During the Spring, tea master delivery the chatsubo (tea leaves container) to his favorite tea house because it is filled with tencha leaves, (tea leaves from which, thought tea grinding, is obtained matcha) of the newly occurred collected.
The store put the loose leaves of tencha, which will be used for usucha, on the bottom of the container, than he adds above the small sealed bags containing more prized tencha that will be used for koicha.
Once placed the tea, the shop will seal the cap of chatsubo and will send it back to tea master who held him by until the day of robiraki when it will open the seal and will ensure the first grinding of the leaves of tencha.
In Omotesenke School the opening of the seal and the grinding takes place in private, while in Urasenke School there are specific rituals performed in front of the guests for the opening of the seal and the extraction of the leaves.

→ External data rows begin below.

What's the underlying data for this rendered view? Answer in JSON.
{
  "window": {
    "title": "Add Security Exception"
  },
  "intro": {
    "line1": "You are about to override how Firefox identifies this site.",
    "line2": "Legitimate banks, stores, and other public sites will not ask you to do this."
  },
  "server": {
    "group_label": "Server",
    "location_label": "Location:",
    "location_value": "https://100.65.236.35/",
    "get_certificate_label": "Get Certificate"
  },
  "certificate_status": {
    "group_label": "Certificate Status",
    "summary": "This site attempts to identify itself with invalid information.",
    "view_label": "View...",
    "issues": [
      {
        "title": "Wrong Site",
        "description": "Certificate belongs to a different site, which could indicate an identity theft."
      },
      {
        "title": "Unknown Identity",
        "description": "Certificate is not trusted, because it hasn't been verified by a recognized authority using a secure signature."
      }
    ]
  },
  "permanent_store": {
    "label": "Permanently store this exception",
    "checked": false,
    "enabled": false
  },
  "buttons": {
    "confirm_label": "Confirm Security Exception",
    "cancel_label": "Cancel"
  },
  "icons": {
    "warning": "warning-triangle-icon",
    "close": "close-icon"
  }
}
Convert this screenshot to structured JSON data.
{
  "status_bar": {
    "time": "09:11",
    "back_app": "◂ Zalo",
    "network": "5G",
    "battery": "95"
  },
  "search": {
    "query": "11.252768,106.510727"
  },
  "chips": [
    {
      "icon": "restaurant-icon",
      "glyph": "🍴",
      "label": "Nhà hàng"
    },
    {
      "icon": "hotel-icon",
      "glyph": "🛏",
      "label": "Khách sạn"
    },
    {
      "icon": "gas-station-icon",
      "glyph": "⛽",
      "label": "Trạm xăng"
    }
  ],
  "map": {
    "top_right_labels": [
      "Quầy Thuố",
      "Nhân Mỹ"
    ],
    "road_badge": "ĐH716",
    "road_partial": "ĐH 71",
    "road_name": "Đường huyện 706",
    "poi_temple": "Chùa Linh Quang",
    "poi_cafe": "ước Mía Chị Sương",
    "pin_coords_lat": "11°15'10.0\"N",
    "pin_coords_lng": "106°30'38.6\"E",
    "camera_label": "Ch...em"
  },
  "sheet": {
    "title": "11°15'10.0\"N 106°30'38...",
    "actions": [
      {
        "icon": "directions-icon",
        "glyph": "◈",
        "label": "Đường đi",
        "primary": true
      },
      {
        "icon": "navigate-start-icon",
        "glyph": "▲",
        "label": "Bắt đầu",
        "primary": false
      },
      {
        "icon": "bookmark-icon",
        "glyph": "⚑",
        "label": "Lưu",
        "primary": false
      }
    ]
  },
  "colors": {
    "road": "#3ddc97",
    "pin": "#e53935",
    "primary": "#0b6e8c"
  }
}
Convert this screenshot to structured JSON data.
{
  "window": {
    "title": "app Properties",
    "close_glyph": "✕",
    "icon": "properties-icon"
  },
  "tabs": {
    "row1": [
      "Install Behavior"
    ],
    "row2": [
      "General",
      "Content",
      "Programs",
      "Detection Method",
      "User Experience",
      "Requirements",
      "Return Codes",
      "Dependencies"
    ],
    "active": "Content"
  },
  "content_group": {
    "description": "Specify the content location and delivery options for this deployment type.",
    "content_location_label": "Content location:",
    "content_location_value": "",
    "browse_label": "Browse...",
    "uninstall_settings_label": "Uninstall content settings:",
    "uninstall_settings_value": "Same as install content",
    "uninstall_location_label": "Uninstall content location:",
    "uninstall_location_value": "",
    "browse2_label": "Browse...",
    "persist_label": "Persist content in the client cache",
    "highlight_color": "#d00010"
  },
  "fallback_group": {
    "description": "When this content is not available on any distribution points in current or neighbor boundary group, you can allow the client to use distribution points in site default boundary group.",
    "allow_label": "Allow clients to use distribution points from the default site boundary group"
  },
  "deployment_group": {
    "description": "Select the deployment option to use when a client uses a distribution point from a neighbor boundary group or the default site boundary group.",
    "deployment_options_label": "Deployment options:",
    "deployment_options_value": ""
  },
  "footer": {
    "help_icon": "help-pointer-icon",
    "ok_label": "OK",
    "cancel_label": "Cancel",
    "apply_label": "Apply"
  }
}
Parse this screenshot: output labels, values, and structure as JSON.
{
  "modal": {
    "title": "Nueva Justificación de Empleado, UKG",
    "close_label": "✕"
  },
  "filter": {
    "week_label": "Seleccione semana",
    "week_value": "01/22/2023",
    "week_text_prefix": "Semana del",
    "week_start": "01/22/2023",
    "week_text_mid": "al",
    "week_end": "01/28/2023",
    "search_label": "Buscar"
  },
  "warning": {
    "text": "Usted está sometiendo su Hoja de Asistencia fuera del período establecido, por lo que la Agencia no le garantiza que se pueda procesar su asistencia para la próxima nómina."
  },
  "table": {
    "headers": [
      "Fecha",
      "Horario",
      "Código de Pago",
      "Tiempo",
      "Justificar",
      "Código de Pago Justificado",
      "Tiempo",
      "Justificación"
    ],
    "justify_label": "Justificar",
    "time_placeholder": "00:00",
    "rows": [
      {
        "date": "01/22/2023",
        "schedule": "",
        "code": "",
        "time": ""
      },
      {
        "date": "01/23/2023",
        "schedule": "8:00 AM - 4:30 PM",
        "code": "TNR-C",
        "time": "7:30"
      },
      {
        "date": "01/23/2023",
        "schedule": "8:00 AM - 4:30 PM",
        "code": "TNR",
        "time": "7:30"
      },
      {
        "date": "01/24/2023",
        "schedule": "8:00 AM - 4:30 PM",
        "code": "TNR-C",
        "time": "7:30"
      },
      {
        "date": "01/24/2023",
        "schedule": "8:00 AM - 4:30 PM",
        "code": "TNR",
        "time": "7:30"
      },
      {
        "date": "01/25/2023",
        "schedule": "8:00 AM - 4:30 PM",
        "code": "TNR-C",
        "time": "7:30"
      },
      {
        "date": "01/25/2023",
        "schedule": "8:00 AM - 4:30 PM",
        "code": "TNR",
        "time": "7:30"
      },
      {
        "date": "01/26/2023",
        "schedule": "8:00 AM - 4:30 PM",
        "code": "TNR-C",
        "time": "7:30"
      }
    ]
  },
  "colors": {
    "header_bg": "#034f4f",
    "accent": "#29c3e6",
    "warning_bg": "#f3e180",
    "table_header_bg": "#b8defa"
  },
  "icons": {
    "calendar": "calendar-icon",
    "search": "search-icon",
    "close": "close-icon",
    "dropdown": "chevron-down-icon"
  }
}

When chatsubo has two or more nodes similar to those in the photo below you can't ask to review it.
The first guest will take chatsubo and take his place, doing "osaki ni" to the second guest and examine one by one the two objects that later will pass between all the participants and will be back in place by the first and last guests.
In these classic technique passages is important to remember that whenever chatsubo is transported must be placed vertically and plugged with kuchikiri, while every time you watch at it or you pass it must be place horizontally and without kuchikiri.
Needless to specify that is of great technical importance also how to rise kuchikiri and pass it from hand to hand.
As usual in all types of Haiken, you rotate the object of two quarter turns to examine it and offer it to the best side by bringing him however the utmost respect.